Why am I bringing out this populist theme?  Because the New Economy folks are pretty unambiguous that the point is to make wealth, not to make a diverse community.

The report from LPI cited above also has this paragraph:

Increased creative class employment is associated with positive population change and higher per capita income. This is consistent with previous findings (Adelaja et al., 2009). However, creative class employment is associated with a lower resident employment level. This indicates that the greater the percentage of professionals employed in the creative class, the better the community’s potential for future population and income growth, but not resident employment levels.  (see p. 44)

Get that? Current residents will not see a positive increase in employment.  This is consistent with an article by Richard Florida (yes, the Creative Class guru).  What is now being called “talent clustering” is beneficial to the talent class but not to service and blue-collar workers.  Indeed, they suffer because of higher housing and other costs.  Florida concludes,  “It’s not just a vicious cycle but an unsustainable one — economically, politically, and morally.”  And this is the guy who originated the whole Creative Class idea!

If you reread the statement by Glazer and Grimes, you’ll note that  the point is not jobs, not employment, but an opportunity for high levels of personal wealth.  (Note that a high per capita income is an average and can be driven by a small percentage of very high incomes, while a median income figure would better denote the income status of the population as a whole.)  So it appears that the “Talent Agenda” is quite inequitable.

Something to think about before voting in a Democratic primary.

NOTE:  All but one of the “placemaking” candidates won the primary (Don Adams did not succeed in toppling the First Ward incumbent, Sumi Kailasapathy).  Like every political race, reasons for these results are complex and vary with each contest.  For example, Christopher Taylor far outspent any of his rivals, and there was a three-way race in the Third Ward.  We can’t draw any conclusions about the weight of the placemaking agenda in this outcome.

UPDATE: A post by Washtenaw County planner Nathan Voght, writing on Concentrate magazine, makes a forthright argument for placemaking.

Why is creating “places” a key to transformation of the corridor? Millennials and Baby Boomers together make up the largest segment of the population. Attracting and retaining these age groups is critical to building communities now and in the future, as Millennials will make up most of the work force and represent the future of the economy, and Boomers are downsizing, looking for walkable places with amenities, and have disposable cash. These segments are driving a shift in housing and quality of life that “places” provide, where access to transit, downtowns, and walkable communities is the highest priority.

Voght is the manager for Reimagine Washtenaw, which has incorporated plans for transit-oriented development of denser housing alongside the corridor.  However, it seeks to create the walkable community in an area where most people will be living only to travel elsewhere (downtowns and employment centers) to work and shop.

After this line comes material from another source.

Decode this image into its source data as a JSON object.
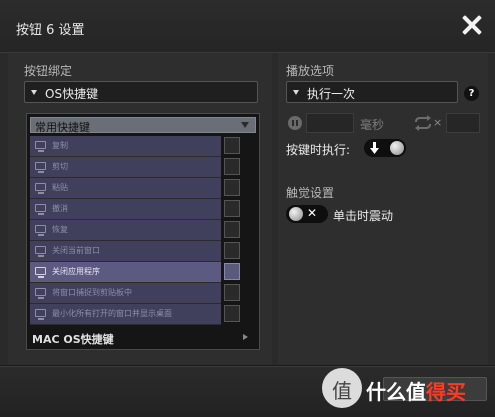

SECOND UPDATE:  A thoughtful article in The Guardian warns against the cool city push (another way to express the placemaking agenda).    It calls this “policy-making by tribalism” and points out that often tangible benefits to people who actually live in a city are ignored.  From the article:

Those benefits are the heart of the matter, though, and city planners should not limit themselves to the things that will attract young, well-educated people. Their central focus should be to make their cities more affordable and diversified than they were before. When the focus of city governance shifts away from winning spots on magazine lists and towards useful service provision for as many constituents as possible – cool people, uncool people and the vast, middlingly cool majority – the US will finally have the urban renaissance it has been promised.

THIRD UPDATE: An article in Bridge online magazine updates some of the demographics (yes, young people are moving out of Michigan).  The reason could be – jobs!  Some interesting comments also point to Michigan politics and lack of civic infrastructure.